Posted below are the specific provisions of the Family Code on this matter:

Art. 40. The absolute nullity of a previous marriage may be invoked for purposes of remarriage on the basis solely of a final judgment declaring such previous marriage void. (n)

Art. 41. A marriage contracted by any person during subsistence of a previous marriage shall be null and void, unless before the celebration of the subsequent marriage, the prior spouse had been absent for four consecutive years and the spouse present has a well-founded belief that the absent spouse was already dead. In case of disappearance where there is danger of death under the circumstances set forth in the provisions of Article 391 of the Civil Code, an absence of only two years shall be sufficient.

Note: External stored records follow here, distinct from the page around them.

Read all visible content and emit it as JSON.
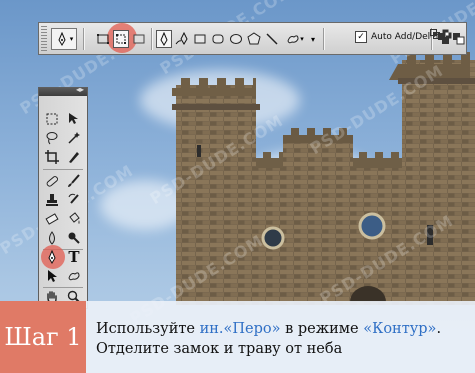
{
  "optbar": {
    "auto_add_label": "Auto Add/Delete",
    "auto_add_checked": "✓"
  },
  "tools": {
    "header_glyph": "◂▸",
    "type_tool_label": "T"
  },
  "watermark": "PSD-DUDE.COM",
  "banner": {
    "step": "Шаг 1",
    "line1_a": "Используйте ",
    "line1_b": "ин.«Перо»",
    "line1_c": " в режиме ",
    "line1_d": "«Контур»",
    "line1_e": ".",
    "line2": "Отделите замок и траву от неба"
  },
  "colors": {
    "highlight": "#e25c50",
    "step_box": "#e07a66",
    "accent_text": "#2f6fc5",
    "stone": "#7a6a52"
  }
}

For the purpose of contracting the subsequent marriage under the preceding paragraph the spouse present must institute a summary proceeding as provided in this Code for the declaration of presumptive death of the absentee, without prejudice to the effect of reappearance of the absent spouse. (83a)
Art. 42. The subsequent marriage referred to in the preceding Article shall be automatically terminated by the recording of the affidavit of reappearance of the absent spouse, unless there is a judgment annulling the previous marriage or declaring it void ab initio.
A sworn statement of the fact and circumstances of reappearance shall be recorded in the civil registry of the residence of the parties to the subsequent marriage at the instance of any interested person, with due notice to the spouses of the subsequent marriage and without prejudice to the fact of reappearance being judicially determined in case such fact is disputed. (n)
Art. 43. The termination of the subsequent marriage referred to in the preceding Article shall produce the following effects:
(1) The children of the subsequent marriage conceived prior to its termination shall be considered legitimate;

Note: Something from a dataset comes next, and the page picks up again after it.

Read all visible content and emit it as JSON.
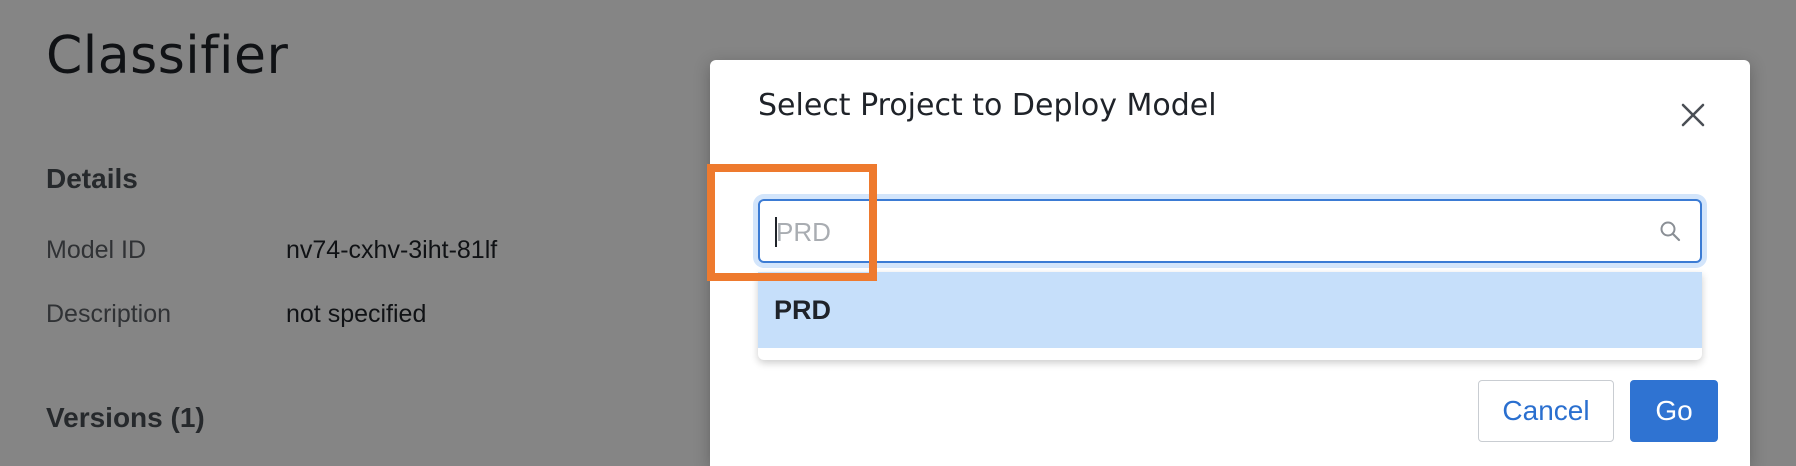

(2) The absolute community of property or the conjugal partnership, as the case may be, shall be dissolved and liquidated, but if either spouse contracted said marriage in bad faith, his or her share of the net profits of the community property or conjugal partnership property shall be forfeited in favor of the common children or, if there are none, the children of the guilty spouse by a previous marriage or in default of children, the innocent spouse;

(3) Donations by reason of marriage shall remain valid, except that if the donee contracted the marriage in bad faith, such donations made to said donee are revoked by operation of law;

(4) The innocent spouse may revoke the designation of the other spouse who acted in bad faith as beneficiary in any insurance policy, even if such designation be stipulated as irrevocable; and

(5) The spouse who contracted the subsequent marriage in bad faith shall be disqualified to inherit from the innocent spouse by testate and intestate succession.(n)
Art. 44. If both spouses of the subsequent marriage acted in bad faith, said marriage shall be void ab initio and all donations by reason of marriage and testamentary dispositions made by one in favor of the other are revoked by operation of law. (n)